Two Philippine Caves Get Government Protection
Two important Philippine cave systems have just received government protection.
The Langun-Gobingob Caves in Calbiga covers some 2,968 hectares. A system of 12 caves filled with giant column and unique formations, the complex is though to be one of the largest in the country and one of the largest in Southeast Asia.
The other system, located in Basey, is known as Sohoton Caves. Covering about 840 hectares, the area contains cathedral-like caves and underground rivers.
The Langun-Gobingob Caves and the Sohoton Caves, both located in Samar, have been classified by the Phillipine Department of Environment and Natural Resources as Class II for their hazardous conditions and sensitive geological, archaeological, cultural, historical, and biological values or high quality ecosystems.

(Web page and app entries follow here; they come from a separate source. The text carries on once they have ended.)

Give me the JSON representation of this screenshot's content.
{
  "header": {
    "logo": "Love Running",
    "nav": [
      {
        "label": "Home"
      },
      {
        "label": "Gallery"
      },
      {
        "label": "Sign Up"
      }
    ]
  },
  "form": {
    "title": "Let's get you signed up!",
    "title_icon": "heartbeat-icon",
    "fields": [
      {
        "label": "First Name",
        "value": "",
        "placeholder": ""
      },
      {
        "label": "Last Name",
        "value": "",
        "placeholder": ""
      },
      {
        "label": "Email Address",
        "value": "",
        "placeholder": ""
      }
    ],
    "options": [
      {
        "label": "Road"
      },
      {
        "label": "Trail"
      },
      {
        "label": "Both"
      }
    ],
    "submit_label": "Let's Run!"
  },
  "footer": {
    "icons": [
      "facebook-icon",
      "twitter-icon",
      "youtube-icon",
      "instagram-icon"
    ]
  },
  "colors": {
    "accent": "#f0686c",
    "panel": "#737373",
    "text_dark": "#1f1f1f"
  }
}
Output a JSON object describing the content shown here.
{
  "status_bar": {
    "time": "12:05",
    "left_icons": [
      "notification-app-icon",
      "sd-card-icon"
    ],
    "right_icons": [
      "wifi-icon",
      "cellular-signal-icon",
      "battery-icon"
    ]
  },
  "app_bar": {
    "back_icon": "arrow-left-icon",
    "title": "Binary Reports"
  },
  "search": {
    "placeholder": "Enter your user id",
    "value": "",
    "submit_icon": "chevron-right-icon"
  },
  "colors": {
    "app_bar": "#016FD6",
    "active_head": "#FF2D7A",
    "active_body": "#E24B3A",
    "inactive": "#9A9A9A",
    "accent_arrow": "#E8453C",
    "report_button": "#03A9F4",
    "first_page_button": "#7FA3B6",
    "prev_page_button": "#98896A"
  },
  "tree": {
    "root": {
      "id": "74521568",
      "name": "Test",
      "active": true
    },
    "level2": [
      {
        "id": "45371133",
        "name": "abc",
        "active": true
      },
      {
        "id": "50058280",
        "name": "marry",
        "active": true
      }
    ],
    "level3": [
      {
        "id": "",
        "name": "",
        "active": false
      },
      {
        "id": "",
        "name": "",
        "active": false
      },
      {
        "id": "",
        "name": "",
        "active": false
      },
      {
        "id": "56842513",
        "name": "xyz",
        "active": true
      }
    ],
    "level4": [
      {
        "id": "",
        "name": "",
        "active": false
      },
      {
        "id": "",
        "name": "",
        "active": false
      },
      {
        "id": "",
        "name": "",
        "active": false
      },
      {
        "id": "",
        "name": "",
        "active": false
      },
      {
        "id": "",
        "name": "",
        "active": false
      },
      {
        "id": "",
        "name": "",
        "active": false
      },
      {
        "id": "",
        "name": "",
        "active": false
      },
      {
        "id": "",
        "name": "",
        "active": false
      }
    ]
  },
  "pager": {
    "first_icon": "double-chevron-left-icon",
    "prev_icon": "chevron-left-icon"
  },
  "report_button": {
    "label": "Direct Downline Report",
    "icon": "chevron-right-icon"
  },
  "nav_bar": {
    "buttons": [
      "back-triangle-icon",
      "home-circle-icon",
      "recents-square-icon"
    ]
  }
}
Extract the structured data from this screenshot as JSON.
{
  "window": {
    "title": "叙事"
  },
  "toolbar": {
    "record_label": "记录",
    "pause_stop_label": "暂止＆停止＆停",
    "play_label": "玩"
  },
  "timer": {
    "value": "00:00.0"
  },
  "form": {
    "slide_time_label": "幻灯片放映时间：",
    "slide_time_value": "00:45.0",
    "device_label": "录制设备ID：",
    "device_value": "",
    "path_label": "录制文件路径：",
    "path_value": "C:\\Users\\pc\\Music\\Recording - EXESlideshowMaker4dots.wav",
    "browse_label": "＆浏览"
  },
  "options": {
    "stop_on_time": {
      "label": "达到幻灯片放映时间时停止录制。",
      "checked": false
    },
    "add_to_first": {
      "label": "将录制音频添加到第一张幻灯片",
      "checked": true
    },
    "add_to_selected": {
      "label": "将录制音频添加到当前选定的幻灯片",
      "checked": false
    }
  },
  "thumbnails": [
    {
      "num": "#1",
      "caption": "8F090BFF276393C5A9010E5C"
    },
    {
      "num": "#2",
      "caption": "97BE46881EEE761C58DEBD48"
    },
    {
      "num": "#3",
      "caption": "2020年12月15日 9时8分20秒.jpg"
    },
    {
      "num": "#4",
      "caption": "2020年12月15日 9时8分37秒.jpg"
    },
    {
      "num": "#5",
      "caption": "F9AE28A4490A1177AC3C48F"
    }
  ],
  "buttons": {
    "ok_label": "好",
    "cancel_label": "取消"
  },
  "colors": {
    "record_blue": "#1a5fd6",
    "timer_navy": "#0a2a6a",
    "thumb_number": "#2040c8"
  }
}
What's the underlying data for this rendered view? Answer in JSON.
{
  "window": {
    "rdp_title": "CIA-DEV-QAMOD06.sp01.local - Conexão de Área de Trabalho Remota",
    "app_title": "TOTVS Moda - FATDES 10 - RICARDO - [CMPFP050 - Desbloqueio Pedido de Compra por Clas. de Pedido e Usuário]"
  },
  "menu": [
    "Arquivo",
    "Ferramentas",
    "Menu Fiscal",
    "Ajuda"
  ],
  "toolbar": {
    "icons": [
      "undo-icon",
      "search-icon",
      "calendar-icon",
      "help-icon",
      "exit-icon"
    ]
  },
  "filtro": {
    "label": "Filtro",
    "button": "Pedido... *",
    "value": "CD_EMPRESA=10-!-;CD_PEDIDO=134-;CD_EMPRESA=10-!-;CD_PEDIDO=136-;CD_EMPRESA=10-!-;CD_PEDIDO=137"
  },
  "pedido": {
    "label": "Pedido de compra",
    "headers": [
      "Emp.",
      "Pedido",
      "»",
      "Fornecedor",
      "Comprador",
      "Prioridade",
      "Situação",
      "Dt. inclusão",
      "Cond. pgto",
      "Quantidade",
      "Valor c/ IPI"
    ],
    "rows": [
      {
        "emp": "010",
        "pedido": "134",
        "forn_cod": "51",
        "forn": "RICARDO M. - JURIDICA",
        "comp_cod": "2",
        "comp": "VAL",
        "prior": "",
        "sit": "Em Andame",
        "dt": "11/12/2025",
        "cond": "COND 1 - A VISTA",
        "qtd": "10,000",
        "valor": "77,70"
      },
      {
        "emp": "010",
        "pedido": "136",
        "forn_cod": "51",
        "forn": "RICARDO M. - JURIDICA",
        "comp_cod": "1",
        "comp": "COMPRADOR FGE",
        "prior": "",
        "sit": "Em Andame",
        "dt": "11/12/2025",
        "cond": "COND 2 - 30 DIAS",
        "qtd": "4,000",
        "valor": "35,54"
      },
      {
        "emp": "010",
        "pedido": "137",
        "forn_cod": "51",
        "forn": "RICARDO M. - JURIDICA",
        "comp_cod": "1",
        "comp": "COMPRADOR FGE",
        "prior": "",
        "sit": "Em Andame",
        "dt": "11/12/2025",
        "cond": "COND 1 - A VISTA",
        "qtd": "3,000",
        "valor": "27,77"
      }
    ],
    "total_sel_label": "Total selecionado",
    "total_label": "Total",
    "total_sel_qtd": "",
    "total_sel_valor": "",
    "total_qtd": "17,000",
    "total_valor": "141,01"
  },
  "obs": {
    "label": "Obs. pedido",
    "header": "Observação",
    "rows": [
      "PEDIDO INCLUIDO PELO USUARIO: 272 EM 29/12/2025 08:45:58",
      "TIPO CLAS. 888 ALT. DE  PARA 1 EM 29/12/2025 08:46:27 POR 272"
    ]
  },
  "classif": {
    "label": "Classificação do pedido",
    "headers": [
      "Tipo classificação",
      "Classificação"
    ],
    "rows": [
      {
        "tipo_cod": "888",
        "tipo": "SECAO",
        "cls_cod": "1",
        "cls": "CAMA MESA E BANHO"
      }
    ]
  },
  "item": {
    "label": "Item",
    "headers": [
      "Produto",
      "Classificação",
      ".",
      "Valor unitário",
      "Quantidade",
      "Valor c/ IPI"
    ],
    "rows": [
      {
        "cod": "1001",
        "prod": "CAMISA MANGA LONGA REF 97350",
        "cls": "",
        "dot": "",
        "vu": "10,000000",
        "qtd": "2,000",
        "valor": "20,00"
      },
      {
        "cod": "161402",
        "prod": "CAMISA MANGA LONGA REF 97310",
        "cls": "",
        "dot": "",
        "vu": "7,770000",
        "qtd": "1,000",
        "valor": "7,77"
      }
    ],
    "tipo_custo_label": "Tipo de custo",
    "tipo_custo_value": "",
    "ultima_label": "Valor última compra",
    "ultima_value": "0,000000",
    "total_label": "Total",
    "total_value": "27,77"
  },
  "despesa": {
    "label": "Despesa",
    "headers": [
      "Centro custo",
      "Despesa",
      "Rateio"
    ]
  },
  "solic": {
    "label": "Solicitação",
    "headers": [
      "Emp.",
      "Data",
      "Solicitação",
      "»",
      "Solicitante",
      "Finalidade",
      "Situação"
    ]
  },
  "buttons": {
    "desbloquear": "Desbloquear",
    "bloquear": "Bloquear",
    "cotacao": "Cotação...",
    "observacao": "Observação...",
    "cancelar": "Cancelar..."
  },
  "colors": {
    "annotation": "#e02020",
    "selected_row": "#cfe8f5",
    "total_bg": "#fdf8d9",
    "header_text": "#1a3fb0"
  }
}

As a result of this protection, the caves will be safer from treasure hunters, polluters and vandals. However, it leaves the caves open to experienced spelunkers or guided visits, with some restrictions on certain areas that may be closed seasonally or permanently for conservation purposes.
A management plan is being prepared for each cave to consider all ecotourism, scientific, educational, and economic activities as well as monitoring and reclassification in the area. Manolito Ragub, DENR-Eastern Visayas Executive Director
Since 2011 the DENR has classified four caves. Classification of caves will continue until all the caves are classified and protected. There are currently 112 in the queue.